* The problem *
Each line below that contains the word "message" must be copied.

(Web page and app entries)
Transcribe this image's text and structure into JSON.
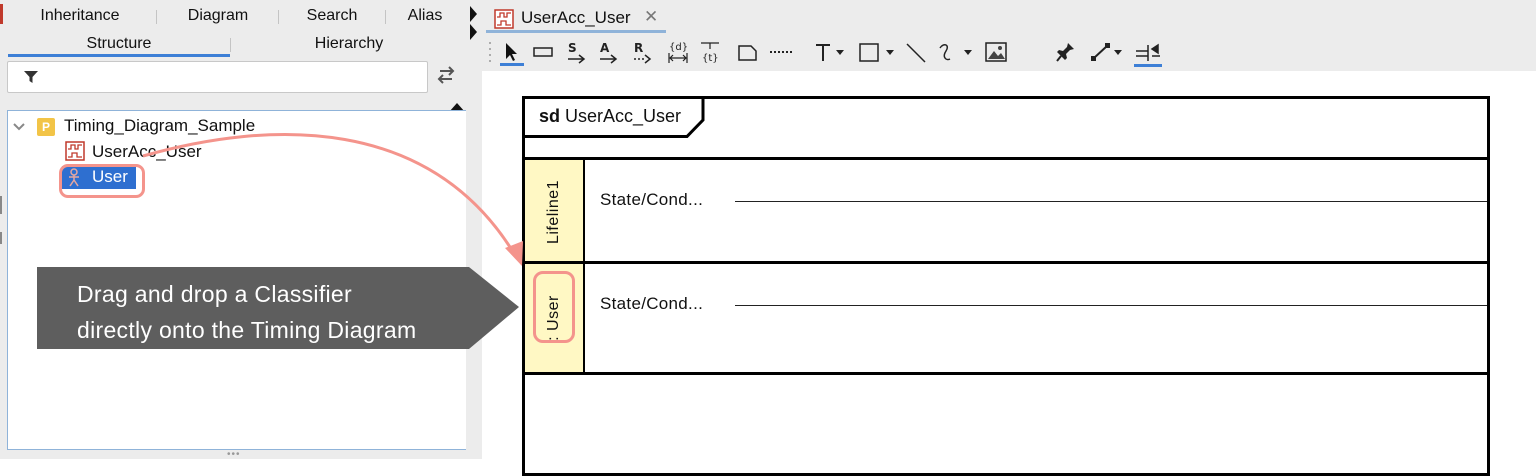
{
  "left_panel": {
    "tabs_row1": [
      "Inheritance",
      "Diagram",
      "Search",
      "Alias"
    ],
    "tabs_row2": [
      "Structure",
      "Hierarchy"
    ],
    "active_tab": "Structure",
    "filter": {
      "value": "",
      "placeholder": ""
    },
    "tree": {
      "package": "Timing_Diagram_Sample",
      "diagram": "UserAcc_User",
      "selected_classifier": "User"
    }
  },
  "editor": {
    "tab_title": "UserAcc_User",
    "tab_close": "✕",
    "toolbar": {
      "tools": [
        "select-tool",
        "rectangle-tool",
        "s-message-tool",
        "a-message-tool",
        "r-message-tool",
        "duration-constraint-tool",
        "time-constraint-tool",
        "note-tool",
        "dashed-line-tool",
        "text-tool",
        "box-tool",
        "line-tool",
        "freehand-tool",
        "image-tool",
        "pin-tool",
        "connector-tool",
        "align-tool"
      ]
    },
    "frame": {
      "keyword": "sd",
      "name": "UserAcc_User"
    },
    "lifelines": [
      {
        "name": "Lifeline1",
        "state_label": "State/Cond..."
      },
      {
        "name": ": User",
        "state_label": "State/Cond..."
      }
    ]
  },
  "callout": {
    "line1": "Drag and drop a Classifier",
    "line2": "directly onto the Timing Diagram"
  },
  "colors": {
    "selection": "#2e6fd0",
    "highlight": "#f4948c",
    "callout_bg": "#5e5e5e",
    "lifeline_header": "#fff8c4",
    "accent": "#3d7fd6"
  }
}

* Written reply *
        "s-message-tool",
        "a-message-tool",
        "r-message-tool",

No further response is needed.